The districts of Harajuku and Omotesando might be next door, but they're also worlds apart.
Both are hubs of Japanese and international fashion, packed with clothing stores, trendy cafes, design houses and fashionable locals strolling the maze of streets. However, their aesthetics couldn't be more opposed.
Harajuku and Omotesando are both easily accessible by train.
Take the JR Yamanote Line to Harajuku Station for Harajuku's Takeshita Street or the Metro Chiyoda Line to Meiji Jingumae for Omotesando. Both areas are connected by a main boulevard, so the best way to travel around is by foot.
Takeshita Street in Harajuku is the center of Tokyo's street fashion scene
Omotesando is the approach to the Meiji Shrine, opened in 1920
The bridge by Harajuku Station is a popular spot for cosplayers and rockabilly dancers
While Harajuku is always on the forefront of the next big local trend, Omotesando focuses on the international and timeless. While Omotesando is all about luxury brands, the streets of Harajuku are overflowing with thrift store jackets and novel accessories.
Though their attitudes can contrast at times, these two Tokyo hotspots share a unique sense of cultural harmony and mutual appreciation that you won't find anywhere else. If Harajuku is the cool teenager, then Omotesando is the more mature and sophisticated older sibling.

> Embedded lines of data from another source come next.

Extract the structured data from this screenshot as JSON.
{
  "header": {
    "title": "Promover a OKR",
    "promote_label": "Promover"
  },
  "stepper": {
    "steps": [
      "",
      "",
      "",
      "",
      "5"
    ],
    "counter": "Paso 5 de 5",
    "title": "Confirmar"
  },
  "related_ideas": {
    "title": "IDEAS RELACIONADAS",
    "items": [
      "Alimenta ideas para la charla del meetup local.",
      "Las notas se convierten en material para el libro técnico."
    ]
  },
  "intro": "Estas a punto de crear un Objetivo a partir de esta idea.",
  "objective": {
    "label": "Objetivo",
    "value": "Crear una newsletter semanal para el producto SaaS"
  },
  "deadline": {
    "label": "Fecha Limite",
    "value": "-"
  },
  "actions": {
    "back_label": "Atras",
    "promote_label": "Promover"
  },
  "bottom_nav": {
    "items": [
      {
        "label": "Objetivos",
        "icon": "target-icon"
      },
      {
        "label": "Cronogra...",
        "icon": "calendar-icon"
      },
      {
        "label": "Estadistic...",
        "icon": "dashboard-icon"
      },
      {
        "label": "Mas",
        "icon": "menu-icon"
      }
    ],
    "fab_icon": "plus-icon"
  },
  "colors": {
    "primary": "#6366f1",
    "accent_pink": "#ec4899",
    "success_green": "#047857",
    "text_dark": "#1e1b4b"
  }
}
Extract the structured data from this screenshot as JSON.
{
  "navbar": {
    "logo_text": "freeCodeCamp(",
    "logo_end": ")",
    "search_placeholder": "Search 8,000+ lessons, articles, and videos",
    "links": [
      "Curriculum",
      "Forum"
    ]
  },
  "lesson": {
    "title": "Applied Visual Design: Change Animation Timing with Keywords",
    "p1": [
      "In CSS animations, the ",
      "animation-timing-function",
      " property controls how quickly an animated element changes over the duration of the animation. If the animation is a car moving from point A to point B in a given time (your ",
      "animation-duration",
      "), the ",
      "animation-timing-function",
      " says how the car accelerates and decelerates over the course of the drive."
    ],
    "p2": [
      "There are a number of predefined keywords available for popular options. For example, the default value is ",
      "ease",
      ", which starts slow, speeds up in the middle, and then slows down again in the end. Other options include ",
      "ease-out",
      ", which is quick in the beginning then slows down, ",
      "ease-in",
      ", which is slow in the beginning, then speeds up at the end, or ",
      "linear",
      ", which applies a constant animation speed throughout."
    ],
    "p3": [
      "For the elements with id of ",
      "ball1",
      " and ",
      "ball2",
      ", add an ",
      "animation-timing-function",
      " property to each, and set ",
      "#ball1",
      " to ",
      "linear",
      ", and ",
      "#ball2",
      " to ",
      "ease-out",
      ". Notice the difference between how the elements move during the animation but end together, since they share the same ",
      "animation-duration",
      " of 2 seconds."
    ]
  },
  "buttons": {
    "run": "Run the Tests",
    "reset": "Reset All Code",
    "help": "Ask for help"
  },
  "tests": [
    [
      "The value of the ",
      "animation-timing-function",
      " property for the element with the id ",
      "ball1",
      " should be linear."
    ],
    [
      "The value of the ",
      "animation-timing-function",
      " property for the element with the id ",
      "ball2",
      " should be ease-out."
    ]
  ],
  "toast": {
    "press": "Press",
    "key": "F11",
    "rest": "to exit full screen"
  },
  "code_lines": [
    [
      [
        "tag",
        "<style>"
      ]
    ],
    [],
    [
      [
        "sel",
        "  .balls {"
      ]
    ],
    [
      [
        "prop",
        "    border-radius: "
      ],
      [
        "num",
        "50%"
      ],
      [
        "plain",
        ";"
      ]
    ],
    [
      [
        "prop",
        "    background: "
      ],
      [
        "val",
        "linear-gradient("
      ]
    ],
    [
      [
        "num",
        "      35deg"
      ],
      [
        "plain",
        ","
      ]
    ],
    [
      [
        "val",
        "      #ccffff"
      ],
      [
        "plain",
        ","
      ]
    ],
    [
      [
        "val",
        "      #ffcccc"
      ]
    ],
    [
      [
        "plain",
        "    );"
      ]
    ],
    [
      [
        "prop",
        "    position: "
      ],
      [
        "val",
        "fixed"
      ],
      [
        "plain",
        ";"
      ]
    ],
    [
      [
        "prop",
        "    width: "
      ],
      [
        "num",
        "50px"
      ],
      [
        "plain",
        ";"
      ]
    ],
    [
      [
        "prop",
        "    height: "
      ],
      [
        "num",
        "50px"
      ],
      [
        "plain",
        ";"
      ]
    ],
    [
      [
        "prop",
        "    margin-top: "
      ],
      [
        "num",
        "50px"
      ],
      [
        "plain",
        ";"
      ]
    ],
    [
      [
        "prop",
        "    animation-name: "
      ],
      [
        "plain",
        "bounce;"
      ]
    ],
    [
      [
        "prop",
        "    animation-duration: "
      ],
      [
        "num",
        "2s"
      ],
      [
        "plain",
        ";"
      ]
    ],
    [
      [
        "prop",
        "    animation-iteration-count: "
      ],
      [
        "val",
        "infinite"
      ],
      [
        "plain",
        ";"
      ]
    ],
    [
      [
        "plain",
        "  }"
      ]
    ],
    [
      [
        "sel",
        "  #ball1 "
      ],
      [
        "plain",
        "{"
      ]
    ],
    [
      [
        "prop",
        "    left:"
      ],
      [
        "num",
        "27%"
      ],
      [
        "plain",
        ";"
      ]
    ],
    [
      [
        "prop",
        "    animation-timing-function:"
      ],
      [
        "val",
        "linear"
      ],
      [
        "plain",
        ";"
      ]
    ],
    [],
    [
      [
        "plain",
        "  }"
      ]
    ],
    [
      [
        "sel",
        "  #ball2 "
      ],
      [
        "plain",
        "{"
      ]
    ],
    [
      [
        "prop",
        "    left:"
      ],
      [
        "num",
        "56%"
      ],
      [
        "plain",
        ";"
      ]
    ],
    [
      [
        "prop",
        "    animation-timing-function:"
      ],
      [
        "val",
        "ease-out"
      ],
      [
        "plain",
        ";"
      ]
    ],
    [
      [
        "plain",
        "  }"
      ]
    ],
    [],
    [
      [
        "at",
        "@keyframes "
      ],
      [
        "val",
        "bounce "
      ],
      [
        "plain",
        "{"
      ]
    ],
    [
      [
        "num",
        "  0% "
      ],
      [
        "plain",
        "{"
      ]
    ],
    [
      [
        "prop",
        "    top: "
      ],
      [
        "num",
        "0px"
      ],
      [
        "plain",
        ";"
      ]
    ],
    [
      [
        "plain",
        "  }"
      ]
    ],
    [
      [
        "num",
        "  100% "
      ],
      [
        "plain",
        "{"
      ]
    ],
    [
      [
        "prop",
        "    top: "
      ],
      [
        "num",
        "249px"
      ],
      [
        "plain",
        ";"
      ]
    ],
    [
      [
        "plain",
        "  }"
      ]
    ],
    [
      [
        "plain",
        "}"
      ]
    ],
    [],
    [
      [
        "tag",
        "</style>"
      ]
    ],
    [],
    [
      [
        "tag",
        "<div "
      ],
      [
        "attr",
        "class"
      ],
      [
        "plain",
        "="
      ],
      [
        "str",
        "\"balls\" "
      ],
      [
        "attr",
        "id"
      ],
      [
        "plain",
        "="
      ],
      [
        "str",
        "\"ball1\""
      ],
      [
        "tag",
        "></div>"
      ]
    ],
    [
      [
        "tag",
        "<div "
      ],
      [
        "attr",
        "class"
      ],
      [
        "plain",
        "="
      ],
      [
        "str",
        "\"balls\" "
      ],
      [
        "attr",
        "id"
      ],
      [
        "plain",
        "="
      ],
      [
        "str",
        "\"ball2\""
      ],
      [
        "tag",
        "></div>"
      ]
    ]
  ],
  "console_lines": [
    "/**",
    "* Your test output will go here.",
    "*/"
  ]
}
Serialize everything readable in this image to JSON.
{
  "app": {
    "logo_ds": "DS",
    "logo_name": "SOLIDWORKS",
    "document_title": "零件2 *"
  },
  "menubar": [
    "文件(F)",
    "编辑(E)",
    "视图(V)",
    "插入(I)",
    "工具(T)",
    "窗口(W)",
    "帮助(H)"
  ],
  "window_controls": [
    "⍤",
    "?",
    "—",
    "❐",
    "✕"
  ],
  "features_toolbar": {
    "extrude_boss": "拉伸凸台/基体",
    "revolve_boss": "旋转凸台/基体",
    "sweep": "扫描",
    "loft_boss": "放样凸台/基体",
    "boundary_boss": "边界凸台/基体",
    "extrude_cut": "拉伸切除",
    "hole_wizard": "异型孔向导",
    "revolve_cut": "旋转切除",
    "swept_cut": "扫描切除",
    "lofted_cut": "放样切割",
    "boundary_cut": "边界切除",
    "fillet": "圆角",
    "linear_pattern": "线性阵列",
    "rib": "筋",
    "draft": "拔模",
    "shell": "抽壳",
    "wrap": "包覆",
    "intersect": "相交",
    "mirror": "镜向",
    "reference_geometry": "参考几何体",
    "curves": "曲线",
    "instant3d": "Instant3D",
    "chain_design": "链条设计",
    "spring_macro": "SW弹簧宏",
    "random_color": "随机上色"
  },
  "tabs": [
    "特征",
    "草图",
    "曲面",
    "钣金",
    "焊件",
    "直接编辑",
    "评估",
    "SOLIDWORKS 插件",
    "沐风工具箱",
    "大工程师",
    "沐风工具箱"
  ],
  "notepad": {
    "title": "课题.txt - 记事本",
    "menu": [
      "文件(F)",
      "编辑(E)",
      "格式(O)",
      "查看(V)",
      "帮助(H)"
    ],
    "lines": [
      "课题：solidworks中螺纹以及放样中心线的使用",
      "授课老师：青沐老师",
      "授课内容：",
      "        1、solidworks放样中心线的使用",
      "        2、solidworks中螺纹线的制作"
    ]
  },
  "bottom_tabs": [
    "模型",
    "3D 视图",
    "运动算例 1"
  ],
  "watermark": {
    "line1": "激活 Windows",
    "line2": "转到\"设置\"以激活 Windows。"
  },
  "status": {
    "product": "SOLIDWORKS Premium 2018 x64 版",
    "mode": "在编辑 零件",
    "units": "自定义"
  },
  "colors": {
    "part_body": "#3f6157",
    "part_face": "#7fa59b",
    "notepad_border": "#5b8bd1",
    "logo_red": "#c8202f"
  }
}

For cheap, fun trends, make your way to Takeshita Street in Harajuku . Here you'll find upcoming trendsetting boutiques like Nadia Flores en el Corazon sharing walls with more iconic long-term staples like Dog, known to be frequented by fashion icons like Lady Gaga. Keep an eye out for deals as you dig through the shelves, and don't forget Daiso and Thank You Mart, Takeshita's two big discount stores.
Weave your way through the back streets that shoot off Takeshita to uncover a variety of tiny shops and at the end cross the main road to find Harajuku's sneaker district (look for the small alleyway to the right of Murasaki Sports). For the ultimate in "kawaii" fashion, be sure to stop by 6% Dokidoki, located near Meiji Jingumae station behind the Kawaii Monster Cafe.
Over the past few years, Omotesando has become Japan's home of modern high-end fashion, with many designer labels setting up stores along the lavish and spacious boulevards that line the area. The second biggest upscale shopping neighborhood after Ginza, Omotesando differs from Ginza by focusing on more contemporary names like Maison Margiela, H&M, and MVRDV over classics like Dior and Prada (although both have locations in the area). Head to the iconic Omotesando Hills mall for seven floors of high-end fashion.
Physically and aesthetically between Harajuku and Omotesando lies Cat Street. A little more upmarket than Takeshita Street's offerings and less expensive than Omotesando, this popular local shopping destination is filled with some of the best variety of stores and cafes in Tokyo.
In addition to high-end upscale shopping and cutting-edge trends, the corners of these two neighborhoods are filled with rich history. Harajuku is home to Meiji Jingu Shrine , one of the city's most famous and well-trodden spiritual sites, and one of the area's largest green spaces. Originally completed in 1920, the shrine was destroyed during the Second World War, but was rebuilt not long after.
Omotesando is the front approach leading to Meiji Shrine , with the Japanese "omote" meaning "front" and "sando" meaning "approach."
If there's one thing that connects the Omotesando and Harajuku areas, it's a love of art. Both neighborhoods are filled with mainstream and independent galleries displaying works from both local and international artists.